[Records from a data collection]
= = = =

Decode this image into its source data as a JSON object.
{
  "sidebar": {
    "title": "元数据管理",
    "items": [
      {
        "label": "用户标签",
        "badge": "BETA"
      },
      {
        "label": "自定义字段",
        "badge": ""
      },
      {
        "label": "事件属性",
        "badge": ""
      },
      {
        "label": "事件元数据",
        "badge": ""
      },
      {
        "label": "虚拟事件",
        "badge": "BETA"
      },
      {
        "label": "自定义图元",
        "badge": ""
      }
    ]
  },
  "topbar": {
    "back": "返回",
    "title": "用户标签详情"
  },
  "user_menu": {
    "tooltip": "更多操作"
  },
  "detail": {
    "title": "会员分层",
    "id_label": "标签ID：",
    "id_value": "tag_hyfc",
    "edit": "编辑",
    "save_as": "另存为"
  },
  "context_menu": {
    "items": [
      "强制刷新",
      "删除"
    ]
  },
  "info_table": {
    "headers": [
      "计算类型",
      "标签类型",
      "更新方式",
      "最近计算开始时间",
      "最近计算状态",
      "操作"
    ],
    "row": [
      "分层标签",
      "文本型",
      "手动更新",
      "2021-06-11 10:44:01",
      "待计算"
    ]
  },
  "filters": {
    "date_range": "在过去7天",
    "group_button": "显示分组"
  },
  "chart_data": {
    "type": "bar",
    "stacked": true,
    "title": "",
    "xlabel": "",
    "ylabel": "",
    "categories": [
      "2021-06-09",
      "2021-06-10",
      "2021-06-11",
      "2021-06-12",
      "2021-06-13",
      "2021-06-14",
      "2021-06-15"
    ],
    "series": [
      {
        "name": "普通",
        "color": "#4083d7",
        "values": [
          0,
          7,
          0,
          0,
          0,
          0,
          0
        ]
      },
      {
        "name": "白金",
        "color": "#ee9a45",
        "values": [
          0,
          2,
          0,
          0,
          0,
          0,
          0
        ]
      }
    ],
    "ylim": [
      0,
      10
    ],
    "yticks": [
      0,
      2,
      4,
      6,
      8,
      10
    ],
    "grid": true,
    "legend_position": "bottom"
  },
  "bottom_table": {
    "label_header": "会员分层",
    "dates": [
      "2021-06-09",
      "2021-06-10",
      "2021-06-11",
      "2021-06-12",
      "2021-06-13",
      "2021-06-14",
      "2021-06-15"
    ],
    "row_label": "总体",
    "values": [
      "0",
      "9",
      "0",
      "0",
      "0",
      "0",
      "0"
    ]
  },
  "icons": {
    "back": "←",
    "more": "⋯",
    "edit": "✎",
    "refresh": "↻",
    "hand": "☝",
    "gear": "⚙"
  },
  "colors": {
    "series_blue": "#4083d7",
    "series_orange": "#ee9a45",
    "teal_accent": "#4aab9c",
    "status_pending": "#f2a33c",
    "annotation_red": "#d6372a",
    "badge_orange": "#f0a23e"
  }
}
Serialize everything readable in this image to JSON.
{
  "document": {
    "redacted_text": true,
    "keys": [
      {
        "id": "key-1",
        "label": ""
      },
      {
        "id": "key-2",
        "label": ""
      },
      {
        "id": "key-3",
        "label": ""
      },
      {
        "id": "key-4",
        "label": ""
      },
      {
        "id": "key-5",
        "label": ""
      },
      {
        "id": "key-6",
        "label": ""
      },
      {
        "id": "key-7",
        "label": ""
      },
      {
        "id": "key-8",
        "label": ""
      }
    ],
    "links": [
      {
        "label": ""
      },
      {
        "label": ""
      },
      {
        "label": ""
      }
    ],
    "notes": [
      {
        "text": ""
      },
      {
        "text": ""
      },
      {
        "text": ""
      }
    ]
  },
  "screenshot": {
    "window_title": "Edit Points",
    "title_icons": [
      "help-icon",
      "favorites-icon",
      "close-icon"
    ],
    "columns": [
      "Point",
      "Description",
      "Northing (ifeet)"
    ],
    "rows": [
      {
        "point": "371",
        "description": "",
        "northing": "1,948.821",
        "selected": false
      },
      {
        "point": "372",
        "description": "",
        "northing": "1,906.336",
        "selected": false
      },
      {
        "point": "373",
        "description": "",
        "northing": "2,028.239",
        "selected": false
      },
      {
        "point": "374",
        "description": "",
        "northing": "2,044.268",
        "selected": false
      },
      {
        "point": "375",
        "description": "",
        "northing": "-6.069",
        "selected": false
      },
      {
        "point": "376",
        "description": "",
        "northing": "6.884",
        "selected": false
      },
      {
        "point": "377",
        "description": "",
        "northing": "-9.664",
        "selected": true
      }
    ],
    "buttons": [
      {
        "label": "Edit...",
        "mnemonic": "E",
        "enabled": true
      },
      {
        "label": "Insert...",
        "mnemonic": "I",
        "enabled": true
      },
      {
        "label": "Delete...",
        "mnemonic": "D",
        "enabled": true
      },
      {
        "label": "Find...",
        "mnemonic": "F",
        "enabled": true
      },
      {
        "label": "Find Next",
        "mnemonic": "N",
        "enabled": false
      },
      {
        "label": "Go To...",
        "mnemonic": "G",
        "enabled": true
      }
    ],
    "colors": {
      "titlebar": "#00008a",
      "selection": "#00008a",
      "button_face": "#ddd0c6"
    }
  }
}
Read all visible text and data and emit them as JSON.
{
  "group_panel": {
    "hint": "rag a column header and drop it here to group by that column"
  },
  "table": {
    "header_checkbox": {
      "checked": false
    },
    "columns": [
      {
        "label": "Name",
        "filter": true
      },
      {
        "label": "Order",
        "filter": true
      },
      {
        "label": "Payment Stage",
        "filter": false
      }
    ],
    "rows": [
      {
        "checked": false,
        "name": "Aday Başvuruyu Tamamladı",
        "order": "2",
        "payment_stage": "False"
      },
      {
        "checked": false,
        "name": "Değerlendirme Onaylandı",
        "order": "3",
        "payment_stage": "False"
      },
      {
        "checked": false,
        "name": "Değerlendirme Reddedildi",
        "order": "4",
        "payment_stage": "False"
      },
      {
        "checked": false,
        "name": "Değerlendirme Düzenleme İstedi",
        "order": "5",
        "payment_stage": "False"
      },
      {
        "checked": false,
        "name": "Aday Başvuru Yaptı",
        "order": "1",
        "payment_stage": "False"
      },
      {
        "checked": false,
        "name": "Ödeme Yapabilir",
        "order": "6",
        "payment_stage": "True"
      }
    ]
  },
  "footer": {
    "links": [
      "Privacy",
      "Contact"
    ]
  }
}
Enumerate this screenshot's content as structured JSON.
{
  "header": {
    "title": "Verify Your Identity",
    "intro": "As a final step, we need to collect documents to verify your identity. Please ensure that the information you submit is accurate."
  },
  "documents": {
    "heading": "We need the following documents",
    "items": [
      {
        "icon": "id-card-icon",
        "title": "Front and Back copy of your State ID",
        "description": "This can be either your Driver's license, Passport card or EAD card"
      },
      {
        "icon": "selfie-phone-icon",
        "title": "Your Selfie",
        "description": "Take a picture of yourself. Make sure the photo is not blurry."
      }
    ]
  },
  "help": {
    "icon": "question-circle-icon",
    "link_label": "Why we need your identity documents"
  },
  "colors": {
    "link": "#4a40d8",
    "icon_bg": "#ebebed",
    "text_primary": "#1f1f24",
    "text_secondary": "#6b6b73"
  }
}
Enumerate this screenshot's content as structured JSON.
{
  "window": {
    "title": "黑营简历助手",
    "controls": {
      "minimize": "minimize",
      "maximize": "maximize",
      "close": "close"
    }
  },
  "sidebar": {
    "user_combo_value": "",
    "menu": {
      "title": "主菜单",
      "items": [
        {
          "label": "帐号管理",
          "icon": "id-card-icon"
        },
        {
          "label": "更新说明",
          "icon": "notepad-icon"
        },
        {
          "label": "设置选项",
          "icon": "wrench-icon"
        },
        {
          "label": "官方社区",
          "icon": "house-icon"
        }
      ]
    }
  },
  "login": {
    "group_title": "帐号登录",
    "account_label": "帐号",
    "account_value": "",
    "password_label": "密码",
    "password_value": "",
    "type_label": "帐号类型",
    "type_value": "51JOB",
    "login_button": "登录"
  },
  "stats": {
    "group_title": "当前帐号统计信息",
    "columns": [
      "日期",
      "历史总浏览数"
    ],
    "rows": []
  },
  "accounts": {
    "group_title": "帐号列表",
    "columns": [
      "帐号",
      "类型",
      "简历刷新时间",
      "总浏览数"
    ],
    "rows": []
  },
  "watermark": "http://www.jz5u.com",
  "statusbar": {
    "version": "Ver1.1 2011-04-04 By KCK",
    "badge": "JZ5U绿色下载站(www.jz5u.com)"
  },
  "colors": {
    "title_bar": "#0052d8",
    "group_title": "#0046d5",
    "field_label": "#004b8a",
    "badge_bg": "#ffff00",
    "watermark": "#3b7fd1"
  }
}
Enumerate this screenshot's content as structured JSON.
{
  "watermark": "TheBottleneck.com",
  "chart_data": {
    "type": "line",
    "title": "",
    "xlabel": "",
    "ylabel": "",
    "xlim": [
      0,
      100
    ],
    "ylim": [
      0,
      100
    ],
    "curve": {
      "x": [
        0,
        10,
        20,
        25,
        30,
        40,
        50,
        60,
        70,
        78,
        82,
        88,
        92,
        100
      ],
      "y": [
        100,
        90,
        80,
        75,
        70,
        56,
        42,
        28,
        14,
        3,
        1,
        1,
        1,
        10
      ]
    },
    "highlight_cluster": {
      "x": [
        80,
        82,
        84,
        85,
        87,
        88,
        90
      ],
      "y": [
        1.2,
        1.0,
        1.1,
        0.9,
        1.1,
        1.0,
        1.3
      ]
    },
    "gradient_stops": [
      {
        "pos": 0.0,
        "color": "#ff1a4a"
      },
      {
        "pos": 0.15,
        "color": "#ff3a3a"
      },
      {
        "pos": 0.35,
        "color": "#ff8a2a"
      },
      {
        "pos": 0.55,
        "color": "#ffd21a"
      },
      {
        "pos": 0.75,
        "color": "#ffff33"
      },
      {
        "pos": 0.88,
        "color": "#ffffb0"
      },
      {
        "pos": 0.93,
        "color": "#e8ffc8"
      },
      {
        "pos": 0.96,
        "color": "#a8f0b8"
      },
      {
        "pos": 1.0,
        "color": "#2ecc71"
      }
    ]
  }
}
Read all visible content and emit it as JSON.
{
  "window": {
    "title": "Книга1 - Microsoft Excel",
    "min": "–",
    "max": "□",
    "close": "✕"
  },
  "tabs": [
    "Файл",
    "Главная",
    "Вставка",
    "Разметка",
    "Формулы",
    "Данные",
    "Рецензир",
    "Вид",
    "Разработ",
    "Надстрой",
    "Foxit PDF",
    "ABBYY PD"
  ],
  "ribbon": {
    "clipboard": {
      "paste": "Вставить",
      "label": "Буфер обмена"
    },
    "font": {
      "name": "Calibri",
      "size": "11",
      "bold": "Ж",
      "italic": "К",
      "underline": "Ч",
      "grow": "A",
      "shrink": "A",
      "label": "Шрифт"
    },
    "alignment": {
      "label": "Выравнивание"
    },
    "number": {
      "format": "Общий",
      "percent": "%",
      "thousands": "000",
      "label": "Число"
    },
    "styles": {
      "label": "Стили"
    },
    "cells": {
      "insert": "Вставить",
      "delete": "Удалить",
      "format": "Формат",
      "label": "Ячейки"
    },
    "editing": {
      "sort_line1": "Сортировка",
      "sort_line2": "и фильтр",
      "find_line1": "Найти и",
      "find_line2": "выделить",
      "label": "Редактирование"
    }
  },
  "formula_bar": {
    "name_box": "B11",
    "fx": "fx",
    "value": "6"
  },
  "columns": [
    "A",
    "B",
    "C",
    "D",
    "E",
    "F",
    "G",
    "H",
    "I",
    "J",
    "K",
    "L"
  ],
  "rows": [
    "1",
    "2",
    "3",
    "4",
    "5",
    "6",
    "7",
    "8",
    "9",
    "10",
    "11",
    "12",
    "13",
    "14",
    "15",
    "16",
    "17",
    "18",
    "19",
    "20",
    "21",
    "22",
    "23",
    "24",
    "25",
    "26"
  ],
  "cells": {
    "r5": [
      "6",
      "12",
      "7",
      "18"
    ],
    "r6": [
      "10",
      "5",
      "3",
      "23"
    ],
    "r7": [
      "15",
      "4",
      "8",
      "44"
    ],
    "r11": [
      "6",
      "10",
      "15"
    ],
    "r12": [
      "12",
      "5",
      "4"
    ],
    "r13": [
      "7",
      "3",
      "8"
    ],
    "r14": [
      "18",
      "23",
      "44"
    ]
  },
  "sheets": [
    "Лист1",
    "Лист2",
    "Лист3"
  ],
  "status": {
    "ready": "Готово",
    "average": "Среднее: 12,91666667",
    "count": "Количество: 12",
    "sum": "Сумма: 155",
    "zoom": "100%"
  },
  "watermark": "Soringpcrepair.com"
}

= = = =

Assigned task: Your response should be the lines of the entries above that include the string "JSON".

Exercise response:
Decode this image into its source data as a JSON object.
Serialize everything readable in this image to JSON.
Read all visible text and data and emit them as JSON.
Enumerate this screenshot's content as structured JSON.
Enumerate this screenshot's content as structured JSON.
Enumerate this screenshot's content as structured JSON.
Read all visible content and emit it as JSON.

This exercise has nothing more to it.